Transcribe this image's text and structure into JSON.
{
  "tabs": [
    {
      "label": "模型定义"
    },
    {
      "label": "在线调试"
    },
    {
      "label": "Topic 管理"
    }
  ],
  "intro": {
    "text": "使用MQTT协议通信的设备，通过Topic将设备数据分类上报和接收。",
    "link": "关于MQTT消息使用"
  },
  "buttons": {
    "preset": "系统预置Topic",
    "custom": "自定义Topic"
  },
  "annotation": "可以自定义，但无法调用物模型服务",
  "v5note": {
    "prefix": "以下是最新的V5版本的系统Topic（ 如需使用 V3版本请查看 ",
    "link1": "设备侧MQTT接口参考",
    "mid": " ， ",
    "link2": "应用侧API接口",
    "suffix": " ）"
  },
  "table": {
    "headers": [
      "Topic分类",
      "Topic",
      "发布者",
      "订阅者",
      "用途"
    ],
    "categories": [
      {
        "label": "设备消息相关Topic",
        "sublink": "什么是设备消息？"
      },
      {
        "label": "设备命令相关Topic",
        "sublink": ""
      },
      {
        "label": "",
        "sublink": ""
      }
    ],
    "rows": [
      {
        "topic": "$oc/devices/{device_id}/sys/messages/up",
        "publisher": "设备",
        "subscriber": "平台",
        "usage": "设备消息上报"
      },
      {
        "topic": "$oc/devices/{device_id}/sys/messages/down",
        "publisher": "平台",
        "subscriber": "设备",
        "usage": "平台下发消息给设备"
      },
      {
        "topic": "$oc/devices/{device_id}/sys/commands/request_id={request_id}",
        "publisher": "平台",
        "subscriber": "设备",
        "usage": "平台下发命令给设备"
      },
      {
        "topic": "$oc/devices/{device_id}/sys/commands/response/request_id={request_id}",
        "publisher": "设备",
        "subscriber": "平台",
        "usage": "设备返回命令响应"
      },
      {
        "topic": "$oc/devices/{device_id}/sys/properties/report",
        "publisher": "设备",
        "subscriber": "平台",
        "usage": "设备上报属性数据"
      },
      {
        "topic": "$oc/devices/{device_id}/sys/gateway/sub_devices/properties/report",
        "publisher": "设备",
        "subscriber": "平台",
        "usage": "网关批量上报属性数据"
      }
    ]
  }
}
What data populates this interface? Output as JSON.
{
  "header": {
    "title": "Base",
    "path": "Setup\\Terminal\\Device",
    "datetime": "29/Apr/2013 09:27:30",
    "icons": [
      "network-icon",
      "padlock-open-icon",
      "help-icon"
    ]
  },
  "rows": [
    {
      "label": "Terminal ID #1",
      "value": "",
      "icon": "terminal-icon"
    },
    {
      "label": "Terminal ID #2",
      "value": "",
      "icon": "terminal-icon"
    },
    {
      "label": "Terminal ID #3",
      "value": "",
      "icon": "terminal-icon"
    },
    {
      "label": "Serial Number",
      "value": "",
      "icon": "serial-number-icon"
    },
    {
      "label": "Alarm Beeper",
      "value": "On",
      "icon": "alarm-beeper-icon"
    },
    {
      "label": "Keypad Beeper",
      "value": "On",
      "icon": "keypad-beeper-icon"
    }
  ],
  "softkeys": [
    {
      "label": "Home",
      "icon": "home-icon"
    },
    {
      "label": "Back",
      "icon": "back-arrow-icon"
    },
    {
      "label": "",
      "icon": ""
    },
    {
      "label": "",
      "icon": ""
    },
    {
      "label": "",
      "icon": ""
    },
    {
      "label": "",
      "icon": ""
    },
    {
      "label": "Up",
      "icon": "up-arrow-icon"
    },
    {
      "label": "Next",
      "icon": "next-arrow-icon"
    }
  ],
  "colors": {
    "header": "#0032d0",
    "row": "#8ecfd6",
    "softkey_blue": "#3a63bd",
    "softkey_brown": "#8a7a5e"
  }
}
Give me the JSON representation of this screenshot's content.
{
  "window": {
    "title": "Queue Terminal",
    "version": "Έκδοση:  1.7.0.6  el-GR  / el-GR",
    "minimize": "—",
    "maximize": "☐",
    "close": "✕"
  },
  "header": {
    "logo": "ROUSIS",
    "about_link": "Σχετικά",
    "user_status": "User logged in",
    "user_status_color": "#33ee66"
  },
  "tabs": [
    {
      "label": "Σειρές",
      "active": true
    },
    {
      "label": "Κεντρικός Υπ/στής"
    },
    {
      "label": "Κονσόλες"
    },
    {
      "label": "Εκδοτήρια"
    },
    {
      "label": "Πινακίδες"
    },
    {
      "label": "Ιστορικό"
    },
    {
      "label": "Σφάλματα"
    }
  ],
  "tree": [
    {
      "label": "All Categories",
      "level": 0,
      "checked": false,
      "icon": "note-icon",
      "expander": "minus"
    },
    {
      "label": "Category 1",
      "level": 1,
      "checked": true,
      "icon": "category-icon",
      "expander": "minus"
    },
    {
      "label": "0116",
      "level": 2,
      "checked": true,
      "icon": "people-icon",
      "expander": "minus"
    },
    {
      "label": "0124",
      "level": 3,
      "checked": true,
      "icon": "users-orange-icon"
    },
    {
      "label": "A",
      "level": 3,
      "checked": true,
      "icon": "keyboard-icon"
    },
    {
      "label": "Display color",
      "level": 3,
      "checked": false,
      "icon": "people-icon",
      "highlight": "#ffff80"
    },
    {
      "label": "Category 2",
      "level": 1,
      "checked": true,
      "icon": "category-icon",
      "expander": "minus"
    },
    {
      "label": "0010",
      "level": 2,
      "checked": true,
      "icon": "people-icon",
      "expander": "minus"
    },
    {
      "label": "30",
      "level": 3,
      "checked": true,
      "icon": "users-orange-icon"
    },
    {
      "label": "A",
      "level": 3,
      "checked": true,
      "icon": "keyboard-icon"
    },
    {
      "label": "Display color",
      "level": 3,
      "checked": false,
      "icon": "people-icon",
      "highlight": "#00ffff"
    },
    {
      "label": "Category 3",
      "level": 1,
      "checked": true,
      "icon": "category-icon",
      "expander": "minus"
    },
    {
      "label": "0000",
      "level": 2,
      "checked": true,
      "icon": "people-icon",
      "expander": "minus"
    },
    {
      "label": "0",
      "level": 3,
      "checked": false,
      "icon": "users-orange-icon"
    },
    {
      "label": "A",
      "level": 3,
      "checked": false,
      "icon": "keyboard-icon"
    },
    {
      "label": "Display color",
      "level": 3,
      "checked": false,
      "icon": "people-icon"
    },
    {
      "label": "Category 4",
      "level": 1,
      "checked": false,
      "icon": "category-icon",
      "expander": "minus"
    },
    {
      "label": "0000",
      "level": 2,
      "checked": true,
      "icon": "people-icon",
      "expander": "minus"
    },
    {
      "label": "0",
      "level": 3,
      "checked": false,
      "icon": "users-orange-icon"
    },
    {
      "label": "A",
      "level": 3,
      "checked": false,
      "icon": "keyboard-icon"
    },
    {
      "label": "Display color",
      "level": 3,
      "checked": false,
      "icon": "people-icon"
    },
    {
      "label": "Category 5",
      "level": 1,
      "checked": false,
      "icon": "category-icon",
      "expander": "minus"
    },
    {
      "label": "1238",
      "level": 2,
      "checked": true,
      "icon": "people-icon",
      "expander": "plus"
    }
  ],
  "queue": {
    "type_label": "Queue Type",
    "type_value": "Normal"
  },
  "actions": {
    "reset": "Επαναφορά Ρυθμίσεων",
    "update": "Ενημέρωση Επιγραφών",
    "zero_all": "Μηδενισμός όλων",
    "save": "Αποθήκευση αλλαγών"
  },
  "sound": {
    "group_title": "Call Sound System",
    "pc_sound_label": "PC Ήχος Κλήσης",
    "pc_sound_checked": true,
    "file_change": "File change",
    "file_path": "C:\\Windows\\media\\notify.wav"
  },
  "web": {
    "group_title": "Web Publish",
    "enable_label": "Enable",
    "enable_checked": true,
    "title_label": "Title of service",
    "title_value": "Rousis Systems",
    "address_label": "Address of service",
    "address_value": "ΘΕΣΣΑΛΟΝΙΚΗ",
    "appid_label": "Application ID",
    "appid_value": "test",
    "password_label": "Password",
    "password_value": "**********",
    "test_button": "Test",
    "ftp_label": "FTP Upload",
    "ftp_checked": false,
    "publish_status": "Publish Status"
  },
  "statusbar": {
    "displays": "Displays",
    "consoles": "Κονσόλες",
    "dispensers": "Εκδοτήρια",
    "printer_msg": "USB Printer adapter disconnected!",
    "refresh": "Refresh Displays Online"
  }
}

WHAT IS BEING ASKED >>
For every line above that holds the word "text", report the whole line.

EXERCISE RESULT >>
Transcribe this image's text and structure into JSON.
    "text": "使用MQTT协议通信的设备，通过Topic将设备数据分类上报和接收。",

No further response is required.